◆ WORK ORDER:
Give the listing again in full, matching it character for character.

◆ EXERCISE MATERIAL:

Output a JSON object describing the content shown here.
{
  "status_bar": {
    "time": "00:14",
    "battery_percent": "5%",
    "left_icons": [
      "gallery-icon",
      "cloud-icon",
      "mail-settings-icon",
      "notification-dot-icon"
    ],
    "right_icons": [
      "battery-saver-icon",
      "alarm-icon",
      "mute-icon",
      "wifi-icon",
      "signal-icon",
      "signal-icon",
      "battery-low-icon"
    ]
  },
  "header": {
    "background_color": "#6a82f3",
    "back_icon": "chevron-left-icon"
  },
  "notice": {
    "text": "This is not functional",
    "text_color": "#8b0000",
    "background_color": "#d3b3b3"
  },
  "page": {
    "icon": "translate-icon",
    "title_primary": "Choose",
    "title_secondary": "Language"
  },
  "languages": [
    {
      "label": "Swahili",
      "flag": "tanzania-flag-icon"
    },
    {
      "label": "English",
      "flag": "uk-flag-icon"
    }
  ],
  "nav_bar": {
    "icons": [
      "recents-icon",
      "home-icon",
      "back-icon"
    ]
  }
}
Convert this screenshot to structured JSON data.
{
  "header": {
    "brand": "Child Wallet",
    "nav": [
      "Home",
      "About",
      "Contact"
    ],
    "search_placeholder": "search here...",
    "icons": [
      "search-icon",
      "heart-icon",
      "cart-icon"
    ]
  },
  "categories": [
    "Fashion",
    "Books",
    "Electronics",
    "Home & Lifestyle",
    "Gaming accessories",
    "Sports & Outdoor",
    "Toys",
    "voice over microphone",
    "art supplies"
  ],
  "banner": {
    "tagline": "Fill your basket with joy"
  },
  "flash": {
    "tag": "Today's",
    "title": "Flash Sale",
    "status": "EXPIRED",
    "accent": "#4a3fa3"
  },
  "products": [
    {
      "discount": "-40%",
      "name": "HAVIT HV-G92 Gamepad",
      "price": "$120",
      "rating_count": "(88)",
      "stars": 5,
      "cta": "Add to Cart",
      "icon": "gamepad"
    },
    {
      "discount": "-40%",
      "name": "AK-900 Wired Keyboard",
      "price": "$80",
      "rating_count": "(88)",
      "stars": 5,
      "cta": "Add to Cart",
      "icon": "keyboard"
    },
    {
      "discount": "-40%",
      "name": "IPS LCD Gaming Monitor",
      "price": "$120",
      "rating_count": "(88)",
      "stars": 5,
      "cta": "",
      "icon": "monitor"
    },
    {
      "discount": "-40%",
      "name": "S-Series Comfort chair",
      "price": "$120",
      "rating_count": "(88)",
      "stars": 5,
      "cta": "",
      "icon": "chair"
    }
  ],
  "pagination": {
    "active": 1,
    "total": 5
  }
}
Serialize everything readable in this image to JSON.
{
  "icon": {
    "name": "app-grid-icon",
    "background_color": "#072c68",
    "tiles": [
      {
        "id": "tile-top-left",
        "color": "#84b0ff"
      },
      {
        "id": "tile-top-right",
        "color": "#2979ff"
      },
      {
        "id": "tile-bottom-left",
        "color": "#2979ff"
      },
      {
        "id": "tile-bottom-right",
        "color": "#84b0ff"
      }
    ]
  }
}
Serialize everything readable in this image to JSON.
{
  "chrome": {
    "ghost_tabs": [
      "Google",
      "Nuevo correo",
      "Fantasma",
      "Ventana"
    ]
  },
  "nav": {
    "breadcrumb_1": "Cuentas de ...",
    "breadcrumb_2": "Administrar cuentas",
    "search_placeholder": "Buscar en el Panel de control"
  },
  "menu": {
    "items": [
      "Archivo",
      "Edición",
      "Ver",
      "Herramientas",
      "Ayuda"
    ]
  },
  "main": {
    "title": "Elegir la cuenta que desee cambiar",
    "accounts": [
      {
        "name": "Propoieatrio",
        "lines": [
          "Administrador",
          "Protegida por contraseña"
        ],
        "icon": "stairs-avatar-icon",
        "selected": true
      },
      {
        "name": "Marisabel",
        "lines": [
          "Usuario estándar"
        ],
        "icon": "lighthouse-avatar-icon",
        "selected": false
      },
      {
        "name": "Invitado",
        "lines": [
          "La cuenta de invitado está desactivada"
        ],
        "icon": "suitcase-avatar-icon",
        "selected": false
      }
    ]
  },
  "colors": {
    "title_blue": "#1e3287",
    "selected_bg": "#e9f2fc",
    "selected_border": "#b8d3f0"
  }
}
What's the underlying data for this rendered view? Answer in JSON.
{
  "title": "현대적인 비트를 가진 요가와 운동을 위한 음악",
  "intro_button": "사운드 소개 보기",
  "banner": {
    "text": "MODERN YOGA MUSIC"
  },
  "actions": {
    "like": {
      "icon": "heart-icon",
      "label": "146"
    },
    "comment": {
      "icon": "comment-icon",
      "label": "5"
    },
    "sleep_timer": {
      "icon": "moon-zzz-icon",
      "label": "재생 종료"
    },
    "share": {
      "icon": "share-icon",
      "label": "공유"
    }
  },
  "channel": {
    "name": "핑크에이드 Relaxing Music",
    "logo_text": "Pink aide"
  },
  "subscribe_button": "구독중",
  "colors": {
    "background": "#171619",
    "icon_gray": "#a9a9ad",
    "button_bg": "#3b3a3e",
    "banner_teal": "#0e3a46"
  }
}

◆ RESULT FOR THIS EXERCISE:
Output a JSON object describing the content shown here.
{
  "status_bar": {
    "time": "00:14",
    "battery_percent": "5%",
    "left_icons": [
      "gallery-icon",
      "cloud-icon",
      "mail-settings-icon",
      "notification-dot-icon"
    ],
    "right_icons": [
      "battery-saver-icon",
      "alarm-icon",
      "mute-icon",
      "wifi-icon",
      "signal-icon",
      "signal-icon",
      "battery-low-icon"
    ]
  },
  "header": {
    "background_color": "#6a82f3",
    "back_icon": "chevron-left-icon"
  },
  "notice": {
    "text": "This is not functional",
    "text_color": "#8b0000",
    "background_color": "#d3b3b3"
  },
  "page": {
    "icon": "translate-icon",
    "title_primary": "Choose",
    "title_secondary": "Language"
  },
  "languages": [
    {
      "label": "Swahili",
      "flag": "tanzania-flag-icon"
    },
    {
      "label": "English",
      "flag": "uk-flag-icon"
    }
  ],
  "nav_bar": {
    "icons": [
      "recents-icon",
      "home-icon",
      "back-icon"
    ]
  }
}
Convert this screenshot to structured JSON data.
{
  "header": {
    "brand": "Child Wallet",
    "nav": [
      "Home",
      "About",
      "Contact"
    ],
    "search_placeholder": "search here...",
    "icons": [
      "search-icon",
      "heart-icon",
      "cart-icon"
    ]
  },
  "categories": [
    "Fashion",
    "Books",
    "Electronics",
    "Home & Lifestyle",
    "Gaming accessories",
    "Sports & Outdoor",
    "Toys",
    "voice over microphone",
    "art supplies"
  ],
  "banner": {
    "tagline": "Fill your basket with joy"
  },
  "flash": {
    "tag": "Today's",
    "title": "Flash Sale",
    "status": "EXPIRED",
    "accent": "#4a3fa3"
  },
  "products": [
    {
      "discount": "-40%",
      "name": "HAVIT HV-G92 Gamepad",
      "price": "$120",
      "rating_count": "(88)",
      "stars": 5,
      "cta": "Add to Cart",
      "icon": "gamepad"
    },
    {
      "discount": "-40%",
      "name": "AK-900 Wired Keyboard",
      "price": "$80",
      "rating_count": "(88)",
      "stars": 5,
      "cta": "Add to Cart",
      "icon": "keyboard"
    },
    {
      "discount": "-40%",
      "name": "IPS LCD Gaming Monitor",
      "price": "$120",
      "rating_count": "(88)",
      "stars": 5,
      "cta": "",
      "icon": "monitor"
    },
    {
      "discount": "-40%",
      "name": "S-Series Comfort chair",
      "price": "$120",
      "rating_count": "(88)",
      "stars": 5,
      "cta": "",
      "icon": "chair"
    }
  ],
  "pagination": {
    "active": 1,
    "total": 5
  }
}
Serialize everything readable in this image to JSON.
{
  "icon": {
    "name": "app-grid-icon",
    "background_color": "#072c68",
    "tiles": [
      {
        "id": "tile-top-left",
        "color": "#84b0ff"
      },
      {
        "id": "tile-top-right",
        "color": "#2979ff"
      },
      {
        "id": "tile-bottom-left",
        "color": "#2979ff"
      },
      {
        "id": "tile-bottom-right",
        "color": "#84b0ff"
      }
    ]
  }
}
Serialize everything readable in this image to JSON.
{
  "chrome": {
    "ghost_tabs": [
      "Google",
      "Nuevo correo",
      "Fantasma",
      "Ventana"
    ]
  },
  "nav": {
    "breadcrumb_1": "Cuentas de ...",
    "breadcrumb_2": "Administrar cuentas",
    "search_placeholder": "Buscar en el Panel de control"
  },
  "menu": {
    "items": [
      "Archivo",
      "Edición",
      "Ver",
      "Herramientas",
      "Ayuda"
    ]
  },
  "main": {
    "title": "Elegir la cuenta que desee cambiar",
    "accounts": [
      {
        "name": "Propoieatrio",
        "lines": [
          "Administrador",
          "Protegida por contraseña"
        ],
        "icon": "stairs-avatar-icon",
        "selected": true
      },
      {
        "name": "Marisabel",
        "lines": [
          "Usuario estándar"
        ],
        "icon": "lighthouse-avatar-icon",
        "selected": false
      },
      {
        "name": "Invitado",
        "lines": [
          "La cuenta de invitado está desactivada"
        ],
        "icon": "suitcase-avatar-icon",
        "selected": false
      }
    ]
  },
  "colors": {
    "title_blue": "#1e3287",
    "selected_bg": "#e9f2fc",
    "selected_border": "#b8d3f0"
  }
}
What's the underlying data for this rendered view? Answer in JSON.
{
  "title": "현대적인 비트를 가진 요가와 운동을 위한 음악",
  "intro_button": "사운드 소개 보기",
  "banner": {
    "text": "MODERN YOGA MUSIC"
  },
  "actions": {
    "like": {
      "icon": "heart-icon",
      "label": "146"
    },
    "comment": {
      "icon": "comment-icon",
      "label": "5"
    },
    "sleep_timer": {
      "icon": "moon-zzz-icon",
      "label": "재생 종료"
    },
    "share": {
      "icon": "share-icon",
      "label": "공유"
    }
  },
  "channel": {
    "name": "핑크에이드 Relaxing Music",
    "logo_text": "Pink aide"
  },
  "subscribe_button": "구독중",
  "colors": {
    "background": "#171619",
    "icon_gray": "#a9a9ad",
    "button_bg": "#3b3a3e",
    "banner_teal": "#0e3a46"
  }
}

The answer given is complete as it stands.